That's where we learned about the Discovery Guide and Photo Challenge. (I guess we were too concerned with cooling off at the beach to find out about these activities!) I loved the complimentary Discovery Guide concept which really seemed to have the older children engaged with what they saw in the park. So if you're headed to Charleston Lake, don't forget to pick some up for your kids right when you get there so they can start right away! If you get 12 or more of the photos or achievements in the guide, you get to be an official explorer and receive a button and your name on the Wall of Fame in the Discovery Center!
The following day, we visited the Discovery Center and stayed for a few hours! (And no it wasn't just because it is the only building with air conditioning in the park!)
Inside the discovery center there are many hands on activities for the kiddos, and for adults too!
This is also where the resident Black Rat Snake, Pi, hangs out.
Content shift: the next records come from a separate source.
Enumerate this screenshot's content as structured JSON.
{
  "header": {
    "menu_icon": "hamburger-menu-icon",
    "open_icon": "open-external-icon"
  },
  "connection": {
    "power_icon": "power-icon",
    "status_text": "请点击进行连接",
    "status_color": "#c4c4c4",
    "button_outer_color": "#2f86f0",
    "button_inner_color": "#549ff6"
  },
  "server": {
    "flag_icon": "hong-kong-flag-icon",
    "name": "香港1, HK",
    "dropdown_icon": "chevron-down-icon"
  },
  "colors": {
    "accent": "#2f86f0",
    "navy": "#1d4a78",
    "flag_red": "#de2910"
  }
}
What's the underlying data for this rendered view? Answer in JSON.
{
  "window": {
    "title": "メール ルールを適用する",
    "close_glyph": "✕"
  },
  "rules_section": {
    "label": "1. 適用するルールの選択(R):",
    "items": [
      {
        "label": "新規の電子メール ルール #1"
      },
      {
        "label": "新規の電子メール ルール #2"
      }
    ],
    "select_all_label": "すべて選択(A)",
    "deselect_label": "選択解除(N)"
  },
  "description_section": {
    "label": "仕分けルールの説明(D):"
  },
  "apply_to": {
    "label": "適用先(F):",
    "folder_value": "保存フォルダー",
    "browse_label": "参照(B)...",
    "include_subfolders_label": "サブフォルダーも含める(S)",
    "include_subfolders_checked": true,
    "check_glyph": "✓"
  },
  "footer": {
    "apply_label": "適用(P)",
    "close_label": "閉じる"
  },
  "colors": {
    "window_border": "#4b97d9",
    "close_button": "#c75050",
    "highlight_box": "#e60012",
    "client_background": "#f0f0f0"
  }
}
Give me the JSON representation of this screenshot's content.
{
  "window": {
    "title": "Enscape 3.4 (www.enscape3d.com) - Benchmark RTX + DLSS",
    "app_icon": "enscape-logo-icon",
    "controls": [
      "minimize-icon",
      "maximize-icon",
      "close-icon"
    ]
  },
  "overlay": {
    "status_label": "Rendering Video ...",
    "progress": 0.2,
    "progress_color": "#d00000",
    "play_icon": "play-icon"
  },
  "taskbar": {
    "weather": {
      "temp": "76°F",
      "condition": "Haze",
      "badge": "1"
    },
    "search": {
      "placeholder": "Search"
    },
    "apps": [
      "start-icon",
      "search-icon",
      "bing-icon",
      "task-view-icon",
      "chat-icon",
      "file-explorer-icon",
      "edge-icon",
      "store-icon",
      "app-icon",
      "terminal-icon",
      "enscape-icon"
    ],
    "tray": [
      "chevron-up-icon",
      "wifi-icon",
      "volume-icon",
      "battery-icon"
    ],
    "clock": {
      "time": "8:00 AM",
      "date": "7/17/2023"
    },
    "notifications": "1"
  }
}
He was rescued a few years ago and has lived at the Discovery Centre ever since. He’s super friendly and followed the kids around the glass of his enclosure.
One of my favorite parts was the Wildlife Sightings interactive map - we added the Great Blue Heron to it.
Behind the Discovery Centre, Shania hosted an "Animal Babies" workshop, and again, her nature knowledge didn't cease to amaze. Our seven year old was captivated with the presentation and both of the kids had a lot of fun making the baby bird nest craft at the end.
The park's campsites were really nice, and offered a lot of privacy and shade. Beware of the many sites that have an abundance of poison ivy surrounding them. Our site was okay, but there was an abundance of poison ivy patches along the road on the way to the washrooms from our site. We are also very lucky that our kids don't wander into the brush and mostly stay to roads and paths.
Another bummer was that at the end of the day, we had to keep a fire going (yes, even in the heat wave) to keep the maniacal bugs away. The mosquitoes weren't the worst we had ever seen, but as soon as we walked out of our campsite, we were literally swarmed by deer flies. If you're headed here, bring a good bug repellent and keep a small fire going with the wood sold by the park - the smoke will keep the deer flies away.
Melissa is a mom, wife, and early childhood educator who blogs about her journey looking for new experiences for family time.